Back in January, a tipster told us that one of the Romney sons said that rather than spending the rest of his days in California, as the family has claimed, Seamus actually ran away after the rooftop road trip.
Ms. Romney has previously said that, following the trip, the dog lived to a “ripe old age” in California, with Mr. Romney’s older sister, Jane. However, Jane Romney’s ex-husband, Bruce H. Robinson, told us that can’t be true.
“That’s not correct,” Mr. Robinson said of Ann Romney’s explanation of what happened to Seamus.
Throughout his quest for the Republican nomination, Mitt Romney has been haunted by the infamous tale of the time he put his dog on the roof of his car during a long road trip and Dogs Against Romney, a protest group dedicated to keeping the story at the forefront of the campaign conversation. In the past month, Dogs Against Romney garnered a dramatic surge of attention.
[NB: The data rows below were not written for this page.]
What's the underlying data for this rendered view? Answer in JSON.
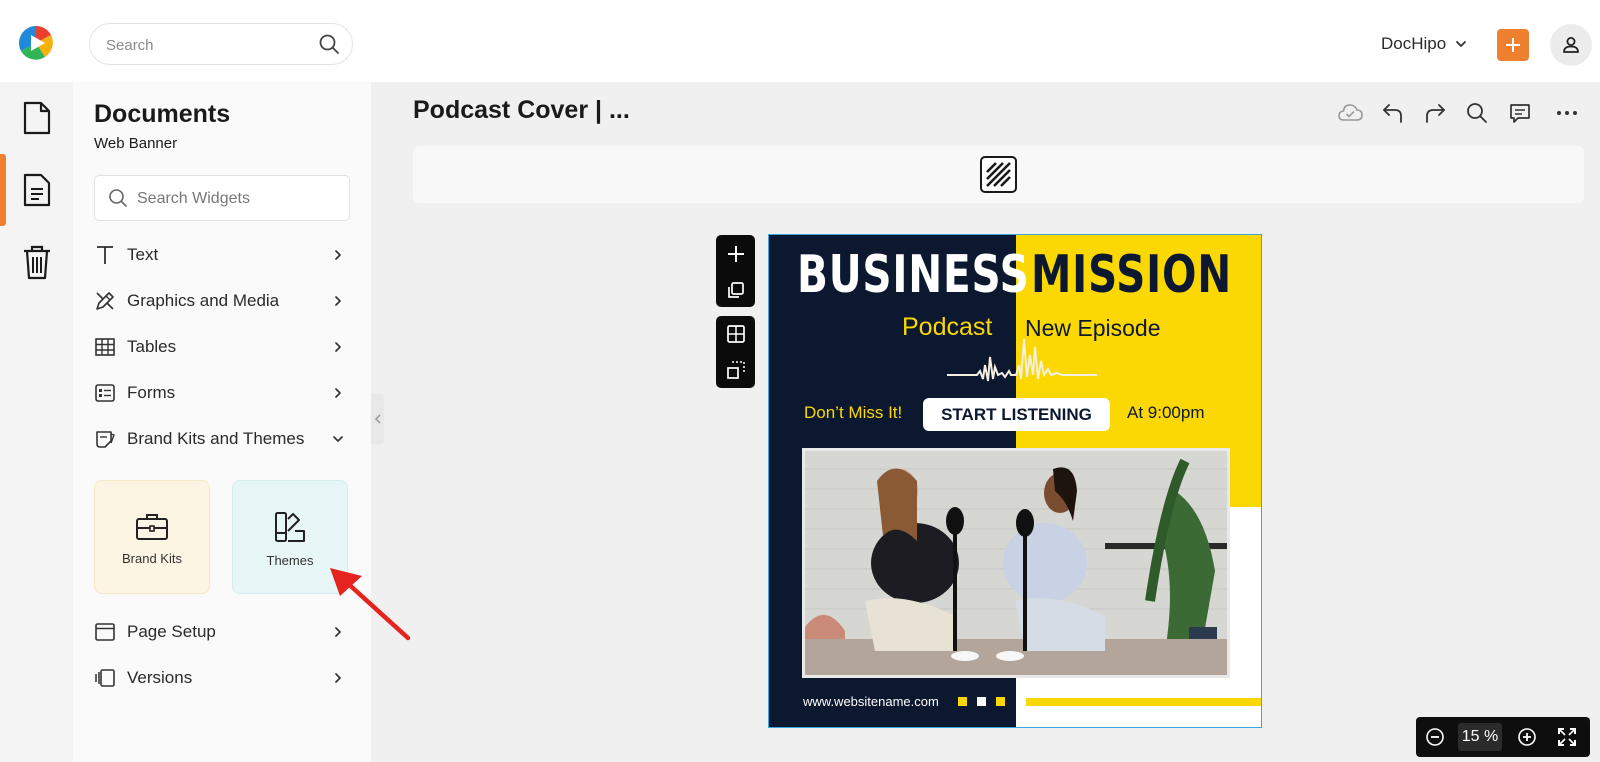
{
  "header": {
    "search_placeholder": "Search",
    "account_name": "DocHipo",
    "add_button": "+",
    "colors": {
      "accent": "#ee8030"
    }
  },
  "rail": {
    "items": [
      {
        "icon": "document-icon",
        "active": false
      },
      {
        "icon": "page-list-icon",
        "active": true
      },
      {
        "icon": "trash-icon",
        "active": false
      }
    ]
  },
  "panel": {
    "title": "Documents",
    "subtitle": "Web Banner",
    "search_placeholder": "Search Widgets",
    "items": [
      {
        "label": "Text",
        "icon": "text-icon",
        "state": "collapsed"
      },
      {
        "label": "Graphics and Media",
        "icon": "graphics-icon",
        "state": "collapsed"
      },
      {
        "label": "Tables",
        "icon": "table-icon",
        "state": "collapsed"
      },
      {
        "label": "Forms",
        "icon": "form-icon",
        "state": "collapsed"
      },
      {
        "label": "Brand Kits and Themes",
        "icon": "brand-icon",
        "state": "expanded"
      },
      {
        "label": "Page Setup",
        "icon": "page-setup-icon",
        "state": "collapsed"
      },
      {
        "label": "Versions",
        "icon": "versions-icon",
        "state": "collapsed"
      }
    ],
    "tiles": [
      {
        "label": "Brand Kits",
        "icon": "briefcase-icon"
      },
      {
        "label": "Themes",
        "icon": "themes-icon"
      }
    ]
  },
  "document": {
    "title": "Podcast Cover | ...",
    "toolbar": [
      "cloud-saved-icon",
      "undo-icon",
      "redo-icon",
      "search-icon",
      "comment-icon",
      "more-icon"
    ]
  },
  "design": {
    "headline_left": "BUSINESS",
    "headline_right": "MISSION",
    "podcast": "Podcast",
    "episode": "New Episode",
    "dont_miss": "Don’t Miss It!",
    "cta": "START LISTENING",
    "time": "At 9:00pm",
    "website": "www.websitename.com",
    "colors": {
      "navy": "#0b1830",
      "yellow": "#fbd801"
    }
  },
  "zoom": {
    "value": "15",
    "unit": "%"
  }
}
However, while much of the coverage of Dogs Against Romney characterized the group as a purely grassroots movement, its recent notoriety got a substantial boost from the behind-the-scenes support of Americans United for Change, a super PAC-like group with extensive ties to the Democratic establishment.
“They basically wanted more grassroots people with dogs to talk about this issue, because it just made sense. It’s always suspect when someone is a professional political operative getting in front of the camera trying to pull emotional content out of anyone,” Ms. Hendrix said. “People are always a little more suspect of that.” Continue reading “Who’s Really Behind Dogs Against Romney?”→
Mitt Romney may not have told the whole truth about the scandalous tale of his Irish Setter, Seamus, being strapped to the roof of his car during a 12-hour family road trip to Canada. According to a trusted Politicker tipster, two of Mr. Romney’s sons had an off-record conversation with reporters where they revealed the dog ran away when they reached their destination on that infamous journey in 1983.